While preventing pregnancy is the main mode of action of birth control pills, they can also be used as treatment for irregular periods, which is discussed below.
Do Birth Control Pills Regulate Irregular Periods?
The answer is yes. For many women, birth control can alter the entire menstrual cycle, from its length to the duration, frequency, and flow of menstrual bleeding.
As such, women often use it to regulate irregular periods, starting with a dose low enough (usually) to provide desired results.
Because there are many different types of birth control pills with varying amounts of hormones, women should talk with their doctors about which pills works best for their specific hormonal needs. Birth control for perimenopause takes into account the specific needs of aging women.
Do Birth Control Pills Cause Irregular Periods?
On the other side of the spectrum, birth control can throw off menstrual cycle patterns, too. Any exogenous hormone regimen has this ability.
It is said that unscheduled bleeding and spotting can occur during the first few months of implementation, generally stopping with time. This can continue post-pill use as well.
Moreover, post-pill amenorrhea (no periods) can happen, during which the body takes time to return to normal hormone production since the pill was preventing it from producing its own. Again, this lasts for around three months.
Treatments for Irregular Periods Instead of Birth Control
Because of the numerous side effects and long-term risks associated with taking birth control pills, many women are steering to more natural methods for period health.
As such, natural and effective irregular periods treatments focus on lifestyle changes alongside the use of alternative medicine used for years in combatting period abnormalities. These initiatives will not only regulate cycles, but also relieve other menopause symptoms, such as hot flashes, night sweats, mood swings, and more.

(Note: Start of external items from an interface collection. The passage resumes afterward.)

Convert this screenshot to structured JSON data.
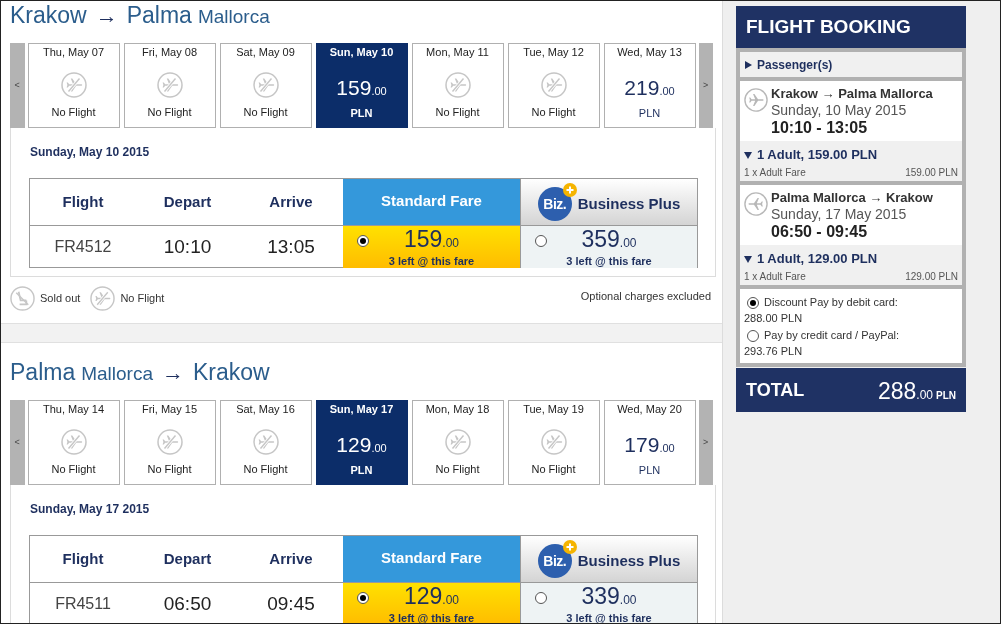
{
  "sections": [
    {
      "route": {
        "origin": {
          "city": "Krakow"
        },
        "arrow": "→",
        "destination": {
          "city": "Palma",
          "region": "Mallorca"
        }
      },
      "prev": "<",
      "next": ">",
      "days": [
        {
          "date": "Thu, May 07",
          "kind": "no_flight",
          "status": "No Flight",
          "selected": false
        },
        {
          "date": "Fri, May 08",
          "kind": "no_flight",
          "status": "No Flight",
          "selected": false
        },
        {
          "date": "Sat, May 09",
          "kind": "no_flight",
          "status": "No Flight",
          "selected": false
        },
        {
          "date": "Sun, May 10",
          "kind": "price",
          "amount": "159",
          "cents": ".00",
          "currency": "PLN",
          "selected": true
        },
        {
          "date": "Mon, May 11",
          "kind": "no_flight",
          "status": "No Flight",
          "selected": false
        },
        {
          "date": "Tue, May 12",
          "kind": "no_flight",
          "status": "No Flight",
          "selected": false
        },
        {
          "date": "Wed, May 13",
          "kind": "price",
          "amount": "219",
          "cents": ".00",
          "currency": "PLN",
          "selected": false
        }
      ],
      "heading": "Sunday, May 10 2015",
      "table": {
        "columns": [
          "Flight",
          "Depart",
          "Arrive"
        ],
        "fares": [
          {
            "kind": "standard",
            "label": "Standard Fare"
          },
          {
            "kind": "business",
            "badge": "Biz.",
            "label": "Business Plus"
          }
        ],
        "rows": [
          {
            "flight": "FR4512",
            "depart": "10:10",
            "arrive": "13:05",
            "fares": [
              {
                "amount": "159",
                "cents": ".00",
                "note": "3 left @ this fare",
                "selected": true
              },
              {
                "amount": "359",
                "cents": ".00",
                "note": "3 left @ this fare",
                "selected": false
              }
            ]
          }
        ]
      },
      "legend": [
        {
          "kind": "sold_out",
          "label": "Sold out"
        },
        {
          "kind": "no_flight",
          "label": "No Flight"
        }
      ],
      "note": "Optional charges excluded"
    },
    {
      "route": {
        "origin": {
          "city": "Palma",
          "region": "Mallorca"
        },
        "arrow": "→",
        "destination": {
          "city": "Krakow"
        }
      },
      "prev": "<",
      "next": ">",
      "days": [
        {
          "date": "Thu, May 14",
          "kind": "no_flight",
          "status": "No Flight",
          "selected": false
        },
        {
          "date": "Fri, May 15",
          "kind": "no_flight",
          "status": "No Flight",
          "selected": false
        },
        {
          "date": "Sat, May 16",
          "kind": "no_flight",
          "status": "No Flight",
          "selected": false
        },
        {
          "date": "Sun, May 17",
          "kind": "price",
          "amount": "129",
          "cents": ".00",
          "currency": "PLN",
          "selected": true
        },
        {
          "date": "Mon, May 18",
          "kind": "no_flight",
          "status": "No Flight",
          "selected": false
        },
        {
          "date": "Tue, May 19",
          "kind": "no_flight",
          "status": "No Flight",
          "selected": false
        },
        {
          "date": "Wed, May 20",
          "kind": "price",
          "amount": "179",
          "cents": ".00",
          "currency": "PLN",
          "selected": false
        }
      ],
      "heading": "Sunday, May 17 2015",
      "table": {
        "columns": [
          "Flight",
          "Depart",
          "Arrive"
        ],
        "fares": [
          {
            "kind": "standard",
            "label": "Standard Fare"
          },
          {
            "kind": "business",
            "badge": "Biz.",
            "label": "Business Plus"
          }
        ],
        "rows": [
          {
            "flight": "FR4511",
            "depart": "06:50",
            "arrive": "09:45",
            "fares": [
              {
                "amount": "129",
                "cents": ".00",
                "note": "3 left @ this fare",
                "selected": true
              },
              {
                "amount": "339",
                "cents": ".00",
                "note": "3 left @ this fare",
                "selected": false
              }
            ]
          }
        ]
      }
    }
  ],
  "booking": {
    "title": "FLIGHT BOOKING",
    "passengers": {
      "label": "Passenger(s)",
      "expanded": false
    },
    "legs": [
      {
        "kind": "outbound",
        "route": "Krakow → Palma Mallorca",
        "date": "Sunday, 10 May 2015",
        "times": "10:10 - 13:05",
        "summary": {
          "label": "1 Adult, 159.00 PLN",
          "expanded": true
        },
        "lines": [
          {
            "label": "1 x Adult Fare",
            "amount": "159.00 PLN"
          }
        ]
      },
      {
        "kind": "return",
        "route": "Palma Mallorca → Krakow",
        "date": "Sunday, 17 May 2015",
        "times": "06:50 - 09:45",
        "summary": {
          "label": "1 Adult, 129.00 PLN",
          "expanded": true
        },
        "lines": [
          {
            "label": "1 x Adult Fare",
            "amount": "129.00 PLN"
          }
        ]
      }
    ],
    "payment": [
      {
        "label": "Discount Pay by debit card:",
        "amount": "288.00 PLN",
        "selected": true
      },
      {
        "label": "Pay by credit card / PayPal:",
        "amount": "293.76 PLN",
        "selected": false
      }
    ],
    "total": {
      "label": "TOTAL",
      "amount": "288",
      "cents": ".00",
      "currency": "PLN"
    }
  }
}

On a final note, women who are looking for contraceptive methods that do not involve exogenous hormone use may implement the barrier method or speak with their doctors to find a solution that works best for them.

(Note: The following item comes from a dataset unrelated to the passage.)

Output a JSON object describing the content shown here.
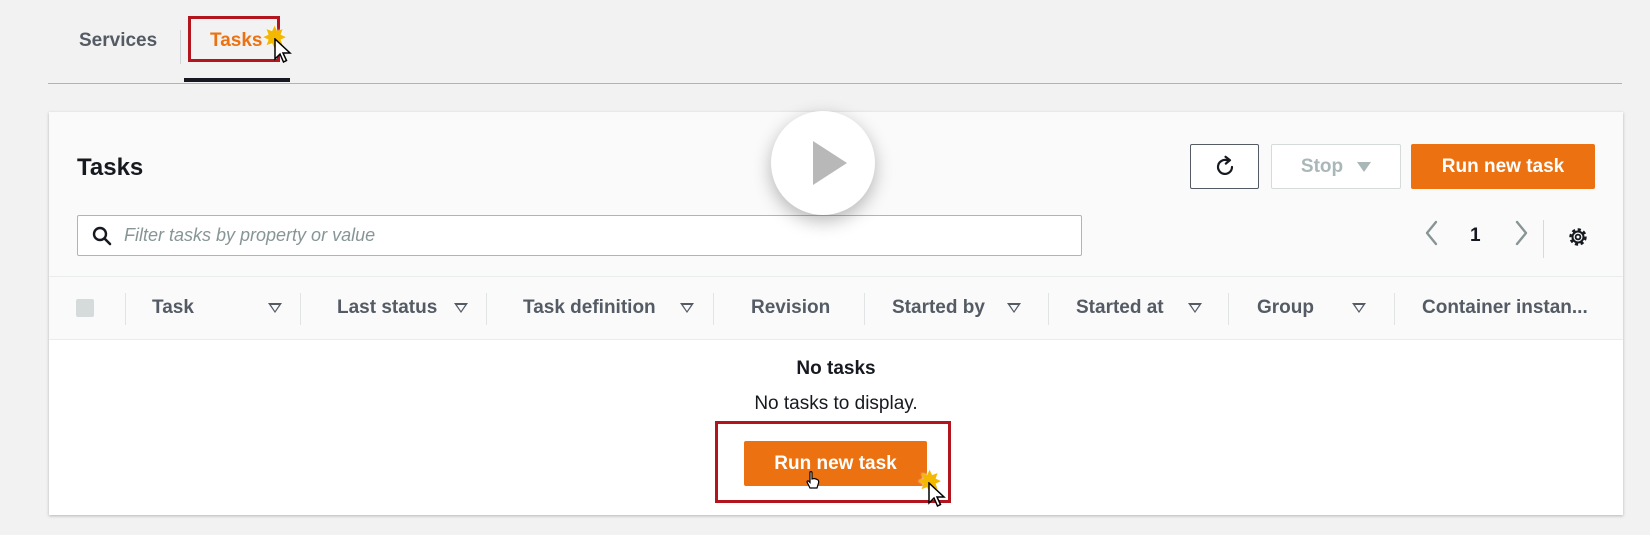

- Center for Young Women's Health. (2016). Birth Control Pills: A Guide for Parents. Retrieved November 13, 2019, from https://youngwomenshealth.org/parents/birth-control-pills-parent/
- Cleveland Clinic. (2019). Abnormal Menstruation (Periods) | Birth Control: The Pill. Retrieved November 13, 2019, from https://my.clevelandclinic.org/health/diseases/14633-abnormal-menstruation-periods | https://my.clevelandclinic.org/health/drugs/3977-birth-control-the-pill
- Harvard University. (2008). Taming the Cycle: How Does the Pill Work? Retrieved November 13, 2019, from http://sitn.hms.harvard.edu/flash/2008/issue40/
- Mayo Clinic. (2019). Menstrual cycle: What's normal, what's not | Birth control pill FAQ: Benefits, risks and choices. Retrieved November 13, 2019, from https://www.mayoclinic.org/healthy-lifestyle/womens-health/in-depth/menstrual-cycle/art-20047186 | https://www.mayoclinic.org/healthy-lifestyle/birth-control/in-depth/birth-control-pill/art-20045136
- Center for Young Women's Health. (2018). Menstrual Periods. Retrieved November 13, 2019, from https://youngwomenshealth.org/2010/04/21/menstrual-periods/